> [Exercise instructions]: For each line below that holds "size", return the line as it stands.

> [Material supplied]:
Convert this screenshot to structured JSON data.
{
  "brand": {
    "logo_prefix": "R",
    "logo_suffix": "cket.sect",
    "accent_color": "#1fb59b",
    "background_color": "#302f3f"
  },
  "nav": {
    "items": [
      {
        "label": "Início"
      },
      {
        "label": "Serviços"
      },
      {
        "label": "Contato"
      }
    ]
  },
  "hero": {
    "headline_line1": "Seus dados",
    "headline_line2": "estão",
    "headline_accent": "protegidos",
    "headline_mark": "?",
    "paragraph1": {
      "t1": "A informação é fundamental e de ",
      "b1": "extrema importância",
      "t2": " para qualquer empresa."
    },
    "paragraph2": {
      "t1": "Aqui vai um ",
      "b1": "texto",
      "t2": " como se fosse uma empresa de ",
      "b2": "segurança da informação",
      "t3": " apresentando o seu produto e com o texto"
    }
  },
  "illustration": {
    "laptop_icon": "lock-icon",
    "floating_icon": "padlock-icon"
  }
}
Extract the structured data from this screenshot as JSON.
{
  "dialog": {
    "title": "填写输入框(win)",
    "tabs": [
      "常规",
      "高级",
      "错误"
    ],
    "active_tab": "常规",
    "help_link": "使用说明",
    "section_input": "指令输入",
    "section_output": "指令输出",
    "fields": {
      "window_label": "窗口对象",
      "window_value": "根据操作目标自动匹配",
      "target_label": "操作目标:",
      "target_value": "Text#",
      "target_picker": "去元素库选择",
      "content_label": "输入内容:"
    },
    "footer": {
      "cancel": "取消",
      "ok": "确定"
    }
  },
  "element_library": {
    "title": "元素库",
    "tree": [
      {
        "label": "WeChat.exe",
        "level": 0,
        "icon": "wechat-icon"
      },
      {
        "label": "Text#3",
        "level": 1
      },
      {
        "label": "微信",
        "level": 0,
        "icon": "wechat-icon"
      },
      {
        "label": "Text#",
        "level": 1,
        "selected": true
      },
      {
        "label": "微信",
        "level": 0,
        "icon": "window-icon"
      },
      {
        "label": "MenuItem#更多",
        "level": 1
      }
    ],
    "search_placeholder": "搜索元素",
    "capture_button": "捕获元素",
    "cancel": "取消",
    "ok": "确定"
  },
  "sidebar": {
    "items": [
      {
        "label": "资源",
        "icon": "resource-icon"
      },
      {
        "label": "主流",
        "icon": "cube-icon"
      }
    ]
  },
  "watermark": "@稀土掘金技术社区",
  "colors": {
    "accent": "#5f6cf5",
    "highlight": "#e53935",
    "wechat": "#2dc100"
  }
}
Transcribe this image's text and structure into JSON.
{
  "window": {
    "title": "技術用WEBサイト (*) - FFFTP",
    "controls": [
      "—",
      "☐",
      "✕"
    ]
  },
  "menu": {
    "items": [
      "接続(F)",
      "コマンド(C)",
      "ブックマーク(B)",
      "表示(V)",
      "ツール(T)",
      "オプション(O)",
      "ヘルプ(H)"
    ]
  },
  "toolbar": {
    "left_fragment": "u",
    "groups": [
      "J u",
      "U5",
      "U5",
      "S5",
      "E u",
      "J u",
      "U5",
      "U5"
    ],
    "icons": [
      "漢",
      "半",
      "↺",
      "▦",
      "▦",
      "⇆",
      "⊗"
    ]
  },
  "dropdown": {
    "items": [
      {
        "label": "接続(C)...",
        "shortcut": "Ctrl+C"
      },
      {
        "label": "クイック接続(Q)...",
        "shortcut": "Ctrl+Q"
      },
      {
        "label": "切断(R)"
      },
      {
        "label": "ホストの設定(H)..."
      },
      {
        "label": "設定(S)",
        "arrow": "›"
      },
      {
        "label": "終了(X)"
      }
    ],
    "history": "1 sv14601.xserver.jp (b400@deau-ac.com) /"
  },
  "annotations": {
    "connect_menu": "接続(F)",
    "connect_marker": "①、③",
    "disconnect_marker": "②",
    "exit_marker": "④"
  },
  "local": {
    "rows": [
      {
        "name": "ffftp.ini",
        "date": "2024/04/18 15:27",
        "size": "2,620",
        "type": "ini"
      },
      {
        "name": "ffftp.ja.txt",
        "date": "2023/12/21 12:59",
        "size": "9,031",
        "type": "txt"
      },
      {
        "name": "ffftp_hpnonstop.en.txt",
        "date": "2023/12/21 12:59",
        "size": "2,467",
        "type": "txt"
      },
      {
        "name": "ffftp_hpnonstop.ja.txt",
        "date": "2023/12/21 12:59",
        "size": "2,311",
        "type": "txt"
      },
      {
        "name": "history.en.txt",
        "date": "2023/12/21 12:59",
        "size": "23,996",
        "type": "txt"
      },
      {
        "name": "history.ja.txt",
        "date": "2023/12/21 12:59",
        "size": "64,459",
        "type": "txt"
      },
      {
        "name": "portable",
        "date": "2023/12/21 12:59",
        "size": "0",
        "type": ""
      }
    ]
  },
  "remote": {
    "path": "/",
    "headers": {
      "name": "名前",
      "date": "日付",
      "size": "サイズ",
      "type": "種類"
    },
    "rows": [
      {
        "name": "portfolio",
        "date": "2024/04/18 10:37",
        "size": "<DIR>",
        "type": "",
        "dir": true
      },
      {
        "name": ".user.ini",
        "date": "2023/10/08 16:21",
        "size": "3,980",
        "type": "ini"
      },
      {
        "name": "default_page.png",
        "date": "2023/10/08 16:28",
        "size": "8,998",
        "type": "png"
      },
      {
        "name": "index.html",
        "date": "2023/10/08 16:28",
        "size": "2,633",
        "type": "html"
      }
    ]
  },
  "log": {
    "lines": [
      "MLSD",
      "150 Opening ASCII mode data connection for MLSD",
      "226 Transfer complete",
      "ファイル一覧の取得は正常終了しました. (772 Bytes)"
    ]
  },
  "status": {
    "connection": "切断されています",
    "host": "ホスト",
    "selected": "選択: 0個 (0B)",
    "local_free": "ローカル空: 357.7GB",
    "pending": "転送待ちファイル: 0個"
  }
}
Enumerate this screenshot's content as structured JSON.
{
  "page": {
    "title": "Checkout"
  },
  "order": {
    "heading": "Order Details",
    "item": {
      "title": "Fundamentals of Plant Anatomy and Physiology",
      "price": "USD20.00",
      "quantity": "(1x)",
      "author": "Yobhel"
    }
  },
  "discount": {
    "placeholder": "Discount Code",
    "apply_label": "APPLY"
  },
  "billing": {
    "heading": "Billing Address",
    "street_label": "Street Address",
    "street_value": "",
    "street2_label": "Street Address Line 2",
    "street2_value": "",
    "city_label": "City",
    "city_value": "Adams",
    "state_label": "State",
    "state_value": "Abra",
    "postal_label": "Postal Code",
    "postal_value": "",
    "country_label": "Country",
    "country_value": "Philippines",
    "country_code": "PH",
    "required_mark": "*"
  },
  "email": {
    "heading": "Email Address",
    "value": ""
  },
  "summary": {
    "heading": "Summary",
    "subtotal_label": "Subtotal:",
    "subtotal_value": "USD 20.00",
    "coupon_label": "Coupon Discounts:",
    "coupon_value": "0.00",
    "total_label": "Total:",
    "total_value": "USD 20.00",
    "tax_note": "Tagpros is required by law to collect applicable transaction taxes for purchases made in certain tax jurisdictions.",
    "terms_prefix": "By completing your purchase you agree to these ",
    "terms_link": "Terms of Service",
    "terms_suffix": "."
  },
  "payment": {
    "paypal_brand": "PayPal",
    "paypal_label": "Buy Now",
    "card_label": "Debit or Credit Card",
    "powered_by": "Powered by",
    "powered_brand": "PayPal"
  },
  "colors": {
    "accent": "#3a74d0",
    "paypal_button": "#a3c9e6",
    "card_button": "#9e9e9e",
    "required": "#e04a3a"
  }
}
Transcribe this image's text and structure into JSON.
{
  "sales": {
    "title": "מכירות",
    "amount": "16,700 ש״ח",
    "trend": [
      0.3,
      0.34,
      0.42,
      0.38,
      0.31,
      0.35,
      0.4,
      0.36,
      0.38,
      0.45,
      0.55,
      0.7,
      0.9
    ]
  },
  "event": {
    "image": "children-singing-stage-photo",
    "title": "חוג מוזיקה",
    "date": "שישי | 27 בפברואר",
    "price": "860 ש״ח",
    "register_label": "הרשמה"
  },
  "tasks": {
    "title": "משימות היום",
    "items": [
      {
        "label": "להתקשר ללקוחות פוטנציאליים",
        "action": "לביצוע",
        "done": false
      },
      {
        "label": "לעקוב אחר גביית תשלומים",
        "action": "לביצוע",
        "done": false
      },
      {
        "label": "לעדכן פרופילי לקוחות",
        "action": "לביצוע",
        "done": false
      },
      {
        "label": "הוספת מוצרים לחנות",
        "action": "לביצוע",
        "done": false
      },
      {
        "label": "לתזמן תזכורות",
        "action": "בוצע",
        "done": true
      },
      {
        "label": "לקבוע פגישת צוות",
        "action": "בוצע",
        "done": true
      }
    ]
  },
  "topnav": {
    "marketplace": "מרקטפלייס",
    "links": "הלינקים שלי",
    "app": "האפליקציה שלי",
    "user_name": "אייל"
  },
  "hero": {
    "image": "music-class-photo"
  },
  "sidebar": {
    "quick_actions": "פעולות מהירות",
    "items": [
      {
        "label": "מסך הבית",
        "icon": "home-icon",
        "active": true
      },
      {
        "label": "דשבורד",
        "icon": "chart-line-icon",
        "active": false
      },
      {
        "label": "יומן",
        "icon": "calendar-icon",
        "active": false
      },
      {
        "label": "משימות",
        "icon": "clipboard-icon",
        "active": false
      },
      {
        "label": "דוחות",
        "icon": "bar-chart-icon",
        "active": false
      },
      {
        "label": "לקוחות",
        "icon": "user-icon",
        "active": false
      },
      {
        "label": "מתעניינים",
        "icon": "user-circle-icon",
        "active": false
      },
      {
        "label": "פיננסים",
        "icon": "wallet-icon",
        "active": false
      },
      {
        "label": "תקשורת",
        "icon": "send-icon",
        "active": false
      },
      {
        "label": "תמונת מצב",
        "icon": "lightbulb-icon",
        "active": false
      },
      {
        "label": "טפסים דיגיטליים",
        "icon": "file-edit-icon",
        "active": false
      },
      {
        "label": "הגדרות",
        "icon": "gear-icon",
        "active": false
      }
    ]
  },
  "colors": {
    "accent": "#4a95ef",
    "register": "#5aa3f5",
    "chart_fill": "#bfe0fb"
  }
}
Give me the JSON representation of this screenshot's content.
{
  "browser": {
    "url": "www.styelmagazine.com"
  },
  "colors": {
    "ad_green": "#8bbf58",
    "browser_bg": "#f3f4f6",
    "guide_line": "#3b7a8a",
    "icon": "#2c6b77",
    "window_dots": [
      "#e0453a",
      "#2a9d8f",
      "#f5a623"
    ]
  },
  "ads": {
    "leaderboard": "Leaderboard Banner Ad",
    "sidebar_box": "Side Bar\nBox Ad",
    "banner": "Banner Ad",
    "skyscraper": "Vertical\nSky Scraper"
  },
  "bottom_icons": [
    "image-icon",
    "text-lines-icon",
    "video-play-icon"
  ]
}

> [Output of the exercise]:
        "size": "2,620",
        "size": "9,031",
        "size": "2,467",
        "size": "2,311",
        "size": "23,996",
        "size": "64,459",
        "size": "0",
      "size": "サイズ",
        "size": "<DIR>",
        "size": "3,980",
        "size": "8,998",
        "size": "2,633",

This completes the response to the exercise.